§ **Task brief**
Could you restate the entries below word for word and leave out the pictures?

Web page and app entries:
*** Block opens ***
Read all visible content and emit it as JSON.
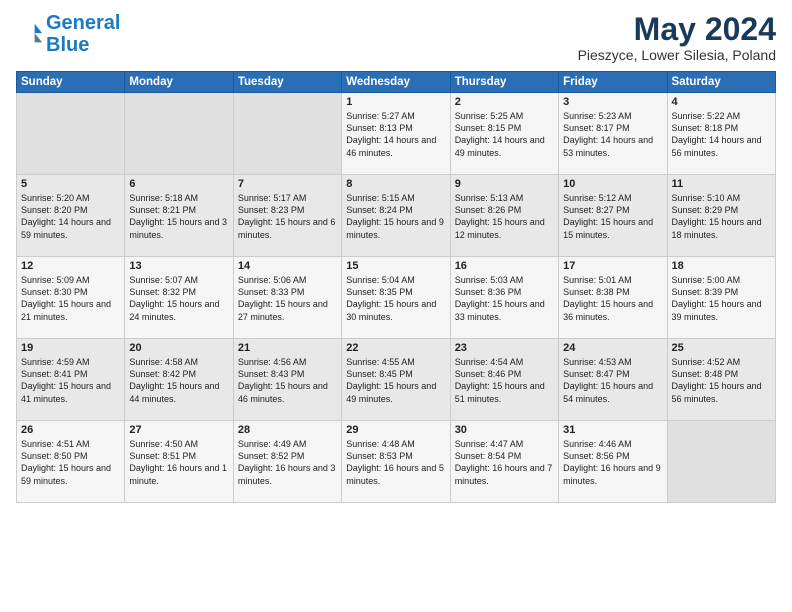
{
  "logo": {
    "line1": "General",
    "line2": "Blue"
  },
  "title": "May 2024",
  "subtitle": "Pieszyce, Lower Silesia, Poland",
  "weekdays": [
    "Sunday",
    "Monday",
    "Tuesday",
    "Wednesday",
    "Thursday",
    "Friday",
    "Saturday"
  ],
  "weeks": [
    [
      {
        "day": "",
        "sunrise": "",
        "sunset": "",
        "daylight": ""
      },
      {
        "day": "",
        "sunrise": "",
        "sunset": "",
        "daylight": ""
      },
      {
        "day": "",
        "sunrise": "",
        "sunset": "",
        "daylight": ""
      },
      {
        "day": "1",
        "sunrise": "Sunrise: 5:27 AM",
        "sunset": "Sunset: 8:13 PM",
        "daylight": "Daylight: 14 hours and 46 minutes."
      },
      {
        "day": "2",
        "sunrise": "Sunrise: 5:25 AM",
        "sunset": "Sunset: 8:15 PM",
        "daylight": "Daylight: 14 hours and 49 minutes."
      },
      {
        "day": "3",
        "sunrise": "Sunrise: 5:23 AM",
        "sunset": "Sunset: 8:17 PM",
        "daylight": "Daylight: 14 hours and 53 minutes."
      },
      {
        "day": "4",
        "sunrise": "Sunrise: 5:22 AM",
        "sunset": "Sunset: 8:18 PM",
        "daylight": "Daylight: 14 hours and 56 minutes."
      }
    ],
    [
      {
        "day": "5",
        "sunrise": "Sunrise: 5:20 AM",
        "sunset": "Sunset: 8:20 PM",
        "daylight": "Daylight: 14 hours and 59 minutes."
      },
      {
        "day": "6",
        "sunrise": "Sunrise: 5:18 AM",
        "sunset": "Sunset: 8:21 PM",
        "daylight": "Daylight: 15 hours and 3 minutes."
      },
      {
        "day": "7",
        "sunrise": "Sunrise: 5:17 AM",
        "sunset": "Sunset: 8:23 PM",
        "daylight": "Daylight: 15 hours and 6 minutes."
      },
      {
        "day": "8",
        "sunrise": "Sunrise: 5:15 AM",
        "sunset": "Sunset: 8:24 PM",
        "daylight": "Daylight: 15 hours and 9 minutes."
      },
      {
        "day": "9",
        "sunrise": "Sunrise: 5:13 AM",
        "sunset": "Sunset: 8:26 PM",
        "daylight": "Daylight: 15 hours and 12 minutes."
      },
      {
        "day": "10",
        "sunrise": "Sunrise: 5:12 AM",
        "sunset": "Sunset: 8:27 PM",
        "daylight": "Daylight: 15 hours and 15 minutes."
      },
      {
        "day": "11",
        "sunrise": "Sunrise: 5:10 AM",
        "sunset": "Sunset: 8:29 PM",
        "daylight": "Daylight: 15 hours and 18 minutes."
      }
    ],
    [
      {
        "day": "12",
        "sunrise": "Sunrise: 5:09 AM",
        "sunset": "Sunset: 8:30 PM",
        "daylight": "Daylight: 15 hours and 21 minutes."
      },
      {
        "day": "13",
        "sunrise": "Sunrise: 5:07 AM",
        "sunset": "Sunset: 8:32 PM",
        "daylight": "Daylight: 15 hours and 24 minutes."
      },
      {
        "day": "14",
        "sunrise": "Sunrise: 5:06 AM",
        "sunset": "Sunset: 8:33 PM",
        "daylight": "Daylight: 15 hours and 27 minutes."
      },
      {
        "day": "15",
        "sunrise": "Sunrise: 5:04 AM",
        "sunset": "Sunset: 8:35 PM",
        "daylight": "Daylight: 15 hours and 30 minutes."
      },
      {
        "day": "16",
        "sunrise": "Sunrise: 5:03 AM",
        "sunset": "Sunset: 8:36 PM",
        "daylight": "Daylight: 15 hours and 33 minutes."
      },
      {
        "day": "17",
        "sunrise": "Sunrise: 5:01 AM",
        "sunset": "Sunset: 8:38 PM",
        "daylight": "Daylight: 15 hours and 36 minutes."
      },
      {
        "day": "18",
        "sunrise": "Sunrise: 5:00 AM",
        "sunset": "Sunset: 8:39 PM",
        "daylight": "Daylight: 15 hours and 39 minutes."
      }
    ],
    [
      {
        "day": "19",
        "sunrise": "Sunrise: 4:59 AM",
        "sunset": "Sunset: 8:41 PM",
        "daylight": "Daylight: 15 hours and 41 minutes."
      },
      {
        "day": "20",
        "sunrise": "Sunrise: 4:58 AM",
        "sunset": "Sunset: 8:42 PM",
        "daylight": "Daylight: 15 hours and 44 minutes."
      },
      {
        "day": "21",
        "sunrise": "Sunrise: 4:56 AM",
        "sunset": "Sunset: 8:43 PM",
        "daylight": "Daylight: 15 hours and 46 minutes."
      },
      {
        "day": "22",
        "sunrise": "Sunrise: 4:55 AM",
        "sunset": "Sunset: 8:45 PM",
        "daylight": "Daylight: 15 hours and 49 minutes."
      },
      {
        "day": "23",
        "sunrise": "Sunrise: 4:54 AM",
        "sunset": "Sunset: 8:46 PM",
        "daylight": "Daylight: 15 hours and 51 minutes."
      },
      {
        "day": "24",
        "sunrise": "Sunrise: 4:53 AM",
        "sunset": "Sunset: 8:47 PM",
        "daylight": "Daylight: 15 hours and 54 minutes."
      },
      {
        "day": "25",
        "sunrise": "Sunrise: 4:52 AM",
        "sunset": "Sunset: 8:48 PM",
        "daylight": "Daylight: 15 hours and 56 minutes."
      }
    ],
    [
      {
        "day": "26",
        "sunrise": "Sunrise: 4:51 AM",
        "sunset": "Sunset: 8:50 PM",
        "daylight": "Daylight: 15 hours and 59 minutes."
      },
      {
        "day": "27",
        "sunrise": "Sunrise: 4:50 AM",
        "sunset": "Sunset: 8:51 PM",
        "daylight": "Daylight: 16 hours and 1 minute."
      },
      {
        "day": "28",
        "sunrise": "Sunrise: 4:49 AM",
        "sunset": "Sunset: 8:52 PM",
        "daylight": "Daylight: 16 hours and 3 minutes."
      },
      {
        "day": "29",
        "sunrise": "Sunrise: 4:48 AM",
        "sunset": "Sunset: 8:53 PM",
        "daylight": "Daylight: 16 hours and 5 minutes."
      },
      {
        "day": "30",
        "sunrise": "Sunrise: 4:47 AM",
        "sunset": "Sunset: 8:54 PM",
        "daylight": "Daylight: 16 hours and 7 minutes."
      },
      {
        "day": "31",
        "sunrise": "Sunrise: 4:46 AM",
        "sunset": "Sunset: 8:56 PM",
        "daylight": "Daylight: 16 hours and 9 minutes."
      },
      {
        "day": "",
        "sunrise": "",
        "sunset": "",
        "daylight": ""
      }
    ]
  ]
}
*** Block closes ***
§ **Response area**
Read all visible content and emit it as JSON.
{
  "logo": {
    "line1": "General",
    "line2": "Blue"
  },
  "title": "May 2024",
  "subtitle": "Pieszyce, Lower Silesia, Poland",
  "weekdays": [
    "Sunday",
    "Monday",
    "Tuesday",
    "Wednesday",
    "Thursday",
    "Friday",
    "Saturday"
  ],
  "weeks": [
    [
      {
        "day": "",
        "sunrise": "",
        "sunset": "",
        "daylight": ""
      },
      {
        "day": "",
        "sunrise": "",
        "sunset": "",
        "daylight": ""
      },
      {
        "day": "",
        "sunrise": "",
        "sunset": "",
        "daylight": ""
      },
      {
        "day": "1",
        "sunrise": "Sunrise: 5:27 AM",
        "sunset": "Sunset: 8:13 PM",
        "daylight": "Daylight: 14 hours and 46 minutes."
      },
      {
        "day": "2",
        "sunrise": "Sunrise: 5:25 AM",
        "sunset": "Sunset: 8:15 PM",
        "daylight": "Daylight: 14 hours and 49 minutes."
      },
      {
        "day": "3",
        "sunrise": "Sunrise: 5:23 AM",
        "sunset": "Sunset: 8:17 PM",
        "daylight": "Daylight: 14 hours and 53 minutes."
      },
      {
        "day": "4",
        "sunrise": "Sunrise: 5:22 AM",
        "sunset": "Sunset: 8:18 PM",
        "daylight": "Daylight: 14 hours and 56 minutes."
      }
    ],
    [
      {
        "day": "5",
        "sunrise": "Sunrise: 5:20 AM",
        "sunset": "Sunset: 8:20 PM",
        "daylight": "Daylight: 14 hours and 59 minutes."
      },
      {
        "day": "6",
        "sunrise": "Sunrise: 5:18 AM",
        "sunset": "Sunset: 8:21 PM",
        "daylight": "Daylight: 15 hours and 3 minutes."
      },
      {
        "day": "7",
        "sunrise": "Sunrise: 5:17 AM",
        "sunset": "Sunset: 8:23 PM",
        "daylight": "Daylight: 15 hours and 6 minutes."
      },
      {
        "day": "8",
        "sunrise": "Sunrise: 5:15 AM",
        "sunset": "Sunset: 8:24 PM",
        "daylight": "Daylight: 15 hours and 9 minutes."
      },
      {
        "day": "9",
        "sunrise": "Sunrise: 5:13 AM",
        "sunset": "Sunset: 8:26 PM",
        "daylight": "Daylight: 15 hours and 12 minutes."
      },
      {
        "day": "10",
        "sunrise": "Sunrise: 5:12 AM",
        "sunset": "Sunset: 8:27 PM",
        "daylight": "Daylight: 15 hours and 15 minutes."
      },
      {
        "day": "11",
        "sunrise": "Sunrise: 5:10 AM",
        "sunset": "Sunset: 8:29 PM",
        "daylight": "Daylight: 15 hours and 18 minutes."
      }
    ],
    [
      {
        "day": "12",
        "sunrise": "Sunrise: 5:09 AM",
        "sunset": "Sunset: 8:30 PM",
        "daylight": "Daylight: 15 hours and 21 minutes."
      },
      {
        "day": "13",
        "sunrise": "Sunrise: 5:07 AM",
        "sunset": "Sunset: 8:32 PM",
        "daylight": "Daylight: 15 hours and 24 minutes."
      },
      {
        "day": "14",
        "sunrise": "Sunrise: 5:06 AM",
        "sunset": "Sunset: 8:33 PM",
        "daylight": "Daylight: 15 hours and 27 minutes."
      },
      {
        "day": "15",
        "sunrise": "Sunrise: 5:04 AM",
        "sunset": "Sunset: 8:35 PM",
        "daylight": "Daylight: 15 hours and 30 minutes."
      },
      {
        "day": "16",
        "sunrise": "Sunrise: 5:03 AM",
        "sunset": "Sunset: 8:36 PM",
        "daylight": "Daylight: 15 hours and 33 minutes."
      },
      {
        "day": "17",
        "sunrise": "Sunrise: 5:01 AM",
        "sunset": "Sunset: 8:38 PM",
        "daylight": "Daylight: 15 hours and 36 minutes."
      },
      {
        "day": "18",
        "sunrise": "Sunrise: 5:00 AM",
        "sunset": "Sunset: 8:39 PM",
        "daylight": "Daylight: 15 hours and 39 minutes."
      }
    ],
    [
      {
        "day": "19",
        "sunrise": "Sunrise: 4:59 AM",
        "sunset": "Sunset: 8:41 PM",
        "daylight": "Daylight: 15 hours and 41 minutes."
      },
      {
        "day": "20",
        "sunrise": "Sunrise: 4:58 AM",
        "sunset": "Sunset: 8:42 PM",
        "daylight": "Daylight: 15 hours and 44 minutes."
      },
      {
        "day": "21",
        "sunrise": "Sunrise: 4:56 AM",
        "sunset": "Sunset: 8:43 PM",
        "daylight": "Daylight: 15 hours and 46 minutes."
      },
      {
        "day": "22",
        "sunrise": "Sunrise: 4:55 AM",
        "sunset": "Sunset: 8:45 PM",
        "daylight": "Daylight: 15 hours and 49 minutes."
      },
      {
        "day": "23",
        "sunrise": "Sunrise: 4:54 AM",
        "sunset": "Sunset: 8:46 PM",
        "daylight": "Daylight: 15 hours and 51 minutes."
      },
      {
        "day": "24",
        "sunrise": "Sunrise: 4:53 AM",
        "sunset": "Sunset: 8:47 PM",
        "daylight": "Daylight: 15 hours and 54 minutes."
      },
      {
        "day": "25",
        "sunrise": "Sunrise: 4:52 AM",
        "sunset": "Sunset: 8:48 PM",
        "daylight": "Daylight: 15 hours and 56 minutes."
      }
    ],
    [
      {
        "day": "26",
        "sunrise": "Sunrise: 4:51 AM",
        "sunset": "Sunset: 8:50 PM",
        "daylight": "Daylight: 15 hours and 59 minutes."
      },
      {
        "day": "27",
        "sunrise": "Sunrise: 4:50 AM",
        "sunset": "Sunset: 8:51 PM",
        "daylight": "Daylight: 16 hours and 1 minute."
      },
      {
        "day": "28",
        "sunrise": "Sunrise: 4:49 AM",
        "sunset": "Sunset: 8:52 PM",
        "daylight": "Daylight: 16 hours and 3 minutes."
      },
      {
        "day": "29",
        "sunrise": "Sunrise: 4:48 AM",
        "sunset": "Sunset: 8:53 PM",
        "daylight": "Daylight: 16 hours and 5 minutes."
      },
      {
        "day": "30",
        "sunrise": "Sunrise: 4:47 AM",
        "sunset": "Sunset: 8:54 PM",
        "daylight": "Daylight: 16 hours and 7 minutes."
      },
      {
        "day": "31",
        "sunrise": "Sunrise: 4:46 AM",
        "sunset": "Sunset: 8:56 PM",
        "daylight": "Daylight: 16 hours and 9 minutes."
      },
      {
        "day": "",
        "sunrise": "",
        "sunset": "",
        "daylight": ""
      }
    ]
  ]
}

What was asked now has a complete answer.